---- TASK DATA

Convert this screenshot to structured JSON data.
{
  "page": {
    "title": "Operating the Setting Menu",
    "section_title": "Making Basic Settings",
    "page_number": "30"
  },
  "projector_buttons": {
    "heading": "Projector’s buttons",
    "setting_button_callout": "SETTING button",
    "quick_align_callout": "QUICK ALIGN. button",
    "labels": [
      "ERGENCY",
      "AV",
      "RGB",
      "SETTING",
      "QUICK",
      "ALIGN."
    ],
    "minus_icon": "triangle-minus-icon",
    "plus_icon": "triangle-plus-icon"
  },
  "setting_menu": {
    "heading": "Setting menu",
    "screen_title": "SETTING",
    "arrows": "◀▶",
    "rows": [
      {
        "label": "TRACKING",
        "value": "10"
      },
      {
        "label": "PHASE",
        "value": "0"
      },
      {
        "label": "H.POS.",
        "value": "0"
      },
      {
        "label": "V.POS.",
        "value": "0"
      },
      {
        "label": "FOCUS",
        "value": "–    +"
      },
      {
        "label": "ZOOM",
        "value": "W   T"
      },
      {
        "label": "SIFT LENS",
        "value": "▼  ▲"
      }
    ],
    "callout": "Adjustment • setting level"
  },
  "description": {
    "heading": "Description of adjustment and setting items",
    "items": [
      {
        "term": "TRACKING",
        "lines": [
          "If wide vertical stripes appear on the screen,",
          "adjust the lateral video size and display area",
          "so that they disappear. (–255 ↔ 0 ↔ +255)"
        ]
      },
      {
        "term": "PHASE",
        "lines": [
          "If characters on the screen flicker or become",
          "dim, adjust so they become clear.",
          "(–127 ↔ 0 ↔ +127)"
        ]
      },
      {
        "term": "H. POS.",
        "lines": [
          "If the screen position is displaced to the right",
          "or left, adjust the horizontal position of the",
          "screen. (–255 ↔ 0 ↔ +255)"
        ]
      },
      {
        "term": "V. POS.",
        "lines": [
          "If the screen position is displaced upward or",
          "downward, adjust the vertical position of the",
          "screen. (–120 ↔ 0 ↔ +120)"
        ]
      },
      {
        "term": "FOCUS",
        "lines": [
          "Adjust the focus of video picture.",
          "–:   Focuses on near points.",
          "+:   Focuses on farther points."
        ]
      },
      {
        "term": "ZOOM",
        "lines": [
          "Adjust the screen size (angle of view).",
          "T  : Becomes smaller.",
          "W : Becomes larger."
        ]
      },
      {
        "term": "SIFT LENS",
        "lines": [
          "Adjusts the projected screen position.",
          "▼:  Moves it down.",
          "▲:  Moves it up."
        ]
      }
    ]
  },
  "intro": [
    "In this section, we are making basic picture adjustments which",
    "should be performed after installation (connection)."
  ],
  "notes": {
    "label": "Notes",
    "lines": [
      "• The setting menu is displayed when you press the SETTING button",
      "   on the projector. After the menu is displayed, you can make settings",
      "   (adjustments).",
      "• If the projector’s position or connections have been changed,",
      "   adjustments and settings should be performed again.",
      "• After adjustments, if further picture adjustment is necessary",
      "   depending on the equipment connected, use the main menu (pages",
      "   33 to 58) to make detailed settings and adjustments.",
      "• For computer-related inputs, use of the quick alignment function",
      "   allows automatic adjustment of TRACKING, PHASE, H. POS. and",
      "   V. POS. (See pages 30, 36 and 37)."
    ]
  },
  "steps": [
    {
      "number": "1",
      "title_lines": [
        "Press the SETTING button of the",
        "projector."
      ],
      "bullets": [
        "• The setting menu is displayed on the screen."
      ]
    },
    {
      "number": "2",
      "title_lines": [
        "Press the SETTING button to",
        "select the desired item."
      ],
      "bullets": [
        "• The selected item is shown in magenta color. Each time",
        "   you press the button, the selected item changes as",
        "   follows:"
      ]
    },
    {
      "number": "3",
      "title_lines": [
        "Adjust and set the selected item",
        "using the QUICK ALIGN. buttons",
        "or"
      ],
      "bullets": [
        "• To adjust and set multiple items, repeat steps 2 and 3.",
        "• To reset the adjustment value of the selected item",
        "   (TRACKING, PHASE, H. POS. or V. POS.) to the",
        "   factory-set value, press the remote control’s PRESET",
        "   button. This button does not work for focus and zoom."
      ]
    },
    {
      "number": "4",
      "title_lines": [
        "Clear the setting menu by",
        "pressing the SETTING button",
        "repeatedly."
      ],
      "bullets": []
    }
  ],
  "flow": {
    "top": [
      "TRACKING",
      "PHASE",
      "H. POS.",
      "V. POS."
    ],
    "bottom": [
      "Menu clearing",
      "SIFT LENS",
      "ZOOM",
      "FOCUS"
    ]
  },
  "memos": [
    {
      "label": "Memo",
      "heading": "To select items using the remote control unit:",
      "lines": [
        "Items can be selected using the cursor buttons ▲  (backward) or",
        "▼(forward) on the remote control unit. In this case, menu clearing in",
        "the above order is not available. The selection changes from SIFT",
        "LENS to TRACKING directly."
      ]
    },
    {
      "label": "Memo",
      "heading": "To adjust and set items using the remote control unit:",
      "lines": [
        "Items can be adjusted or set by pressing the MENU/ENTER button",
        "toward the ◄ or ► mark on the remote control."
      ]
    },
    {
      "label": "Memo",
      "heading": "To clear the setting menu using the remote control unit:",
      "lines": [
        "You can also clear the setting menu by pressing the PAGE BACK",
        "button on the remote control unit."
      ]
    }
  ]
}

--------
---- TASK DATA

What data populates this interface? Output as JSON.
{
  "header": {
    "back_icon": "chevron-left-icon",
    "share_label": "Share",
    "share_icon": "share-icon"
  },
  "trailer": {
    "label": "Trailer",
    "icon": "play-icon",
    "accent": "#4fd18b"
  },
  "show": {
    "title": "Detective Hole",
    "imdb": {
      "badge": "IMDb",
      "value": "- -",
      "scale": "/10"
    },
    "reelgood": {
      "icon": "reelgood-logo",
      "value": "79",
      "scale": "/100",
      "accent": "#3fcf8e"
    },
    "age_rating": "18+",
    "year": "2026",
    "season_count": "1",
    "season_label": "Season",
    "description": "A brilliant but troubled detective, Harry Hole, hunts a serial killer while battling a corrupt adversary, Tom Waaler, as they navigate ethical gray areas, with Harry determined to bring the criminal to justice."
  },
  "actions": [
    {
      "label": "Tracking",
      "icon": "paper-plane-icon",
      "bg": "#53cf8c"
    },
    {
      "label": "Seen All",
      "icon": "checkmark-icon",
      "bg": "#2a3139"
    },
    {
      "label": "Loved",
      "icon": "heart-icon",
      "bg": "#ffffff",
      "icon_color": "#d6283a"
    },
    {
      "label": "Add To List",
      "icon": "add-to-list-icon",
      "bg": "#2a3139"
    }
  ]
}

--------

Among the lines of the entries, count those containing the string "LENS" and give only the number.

EXPECTED ANSWER:
4